━━ Source data

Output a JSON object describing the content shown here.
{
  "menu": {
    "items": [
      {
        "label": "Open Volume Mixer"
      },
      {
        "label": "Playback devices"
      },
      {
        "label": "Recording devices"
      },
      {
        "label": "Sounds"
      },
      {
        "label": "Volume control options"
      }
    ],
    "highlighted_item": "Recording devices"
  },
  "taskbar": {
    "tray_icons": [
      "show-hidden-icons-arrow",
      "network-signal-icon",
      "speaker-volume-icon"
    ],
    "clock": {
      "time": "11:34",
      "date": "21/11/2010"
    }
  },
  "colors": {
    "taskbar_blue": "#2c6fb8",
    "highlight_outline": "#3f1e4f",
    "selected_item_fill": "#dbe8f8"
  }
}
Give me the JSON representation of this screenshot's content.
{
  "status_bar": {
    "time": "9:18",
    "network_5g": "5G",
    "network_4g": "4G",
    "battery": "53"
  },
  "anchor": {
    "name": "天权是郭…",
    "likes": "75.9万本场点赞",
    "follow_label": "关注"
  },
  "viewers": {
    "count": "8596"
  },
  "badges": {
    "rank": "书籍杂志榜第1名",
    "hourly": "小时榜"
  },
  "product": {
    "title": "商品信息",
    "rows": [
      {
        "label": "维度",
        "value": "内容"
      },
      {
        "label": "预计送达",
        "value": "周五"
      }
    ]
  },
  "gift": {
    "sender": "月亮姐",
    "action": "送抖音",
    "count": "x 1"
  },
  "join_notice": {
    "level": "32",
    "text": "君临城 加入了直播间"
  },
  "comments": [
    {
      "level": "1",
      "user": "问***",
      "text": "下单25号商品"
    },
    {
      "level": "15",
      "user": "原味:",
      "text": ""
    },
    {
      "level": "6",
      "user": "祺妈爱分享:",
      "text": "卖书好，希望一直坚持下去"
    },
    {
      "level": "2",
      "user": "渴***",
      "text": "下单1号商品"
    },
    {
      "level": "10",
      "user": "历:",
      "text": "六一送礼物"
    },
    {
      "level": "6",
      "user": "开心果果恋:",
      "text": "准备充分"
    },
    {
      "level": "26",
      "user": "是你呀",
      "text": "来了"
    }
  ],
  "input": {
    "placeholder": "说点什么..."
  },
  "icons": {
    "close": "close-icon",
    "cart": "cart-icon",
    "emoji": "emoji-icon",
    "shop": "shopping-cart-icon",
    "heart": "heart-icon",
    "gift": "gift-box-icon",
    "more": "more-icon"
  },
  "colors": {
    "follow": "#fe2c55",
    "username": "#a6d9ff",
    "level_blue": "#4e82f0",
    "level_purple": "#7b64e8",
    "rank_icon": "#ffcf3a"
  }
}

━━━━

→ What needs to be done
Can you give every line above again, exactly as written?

→ Finished exercise
Output a JSON object describing the content shown here.
{
  "menu": {
    "items": [
      {
        "label": "Open Volume Mixer"
      },
      {
        "label": "Playback devices"
      },
      {
        "label": "Recording devices"
      },
      {
        "label": "Sounds"
      },
      {
        "label": "Volume control options"
      }
    ],
    "highlighted_item": "Recording devices"
  },
  "taskbar": {
    "tray_icons": [
      "show-hidden-icons-arrow",
      "network-signal-icon",
      "speaker-volume-icon"
    ],
    "clock": {
      "time": "11:34",
      "date": "21/11/2010"
    }
  },
  "colors": {
    "taskbar_blue": "#2c6fb8",
    "highlight_outline": "#3f1e4f",
    "selected_item_fill": "#dbe8f8"
  }
}
Give me the JSON representation of this screenshot's content.
{
  "status_bar": {
    "time": "9:18",
    "network_5g": "5G",
    "network_4g": "4G",
    "battery": "53"
  },
  "anchor": {
    "name": "天权是郭…",
    "likes": "75.9万本场点赞",
    "follow_label": "关注"
  },
  "viewers": {
    "count": "8596"
  },
  "badges": {
    "rank": "书籍杂志榜第1名",
    "hourly": "小时榜"
  },
  "product": {
    "title": "商品信息",
    "rows": [
      {
        "label": "维度",
        "value": "内容"
      },
      {
        "label": "预计送达",
        "value": "周五"
      }
    ]
  },
  "gift": {
    "sender": "月亮姐",
    "action": "送抖音",
    "count": "x 1"
  },
  "join_notice": {
    "level": "32",
    "text": "君临城 加入了直播间"
  },
  "comments": [
    {
      "level": "1",
      "user": "问***",
      "text": "下单25号商品"
    },
    {
      "level": "15",
      "user": "原味:",
      "text": ""
    },
    {
      "level": "6",
      "user": "祺妈爱分享:",
      "text": "卖书好，希望一直坚持下去"
    },
    {
      "level": "2",
      "user": "渴***",
      "text": "下单1号商品"
    },
    {
      "level": "10",
      "user": "历:",
      "text": "六一送礼物"
    },
    {
      "level": "6",
      "user": "开心果果恋:",
      "text": "准备充分"
    },
    {
      "level": "26",
      "user": "是你呀",
      "text": "来了"
    }
  ],
  "input": {
    "placeholder": "说点什么..."
  },
  "icons": {
    "close": "close-icon",
    "cart": "cart-icon",
    "emoji": "emoji-icon",
    "shop": "shopping-cart-icon",
    "heart": "heart-icon",
    "gift": "gift-box-icon",
    "more": "more-icon"
  },
  "colors": {
    "follow": "#fe2c55",
    "username": "#a6d9ff",
    "level_blue": "#4e82f0",
    "level_purple": "#7b64e8",
    "rank_icon": "#ffcf3a"
  }
}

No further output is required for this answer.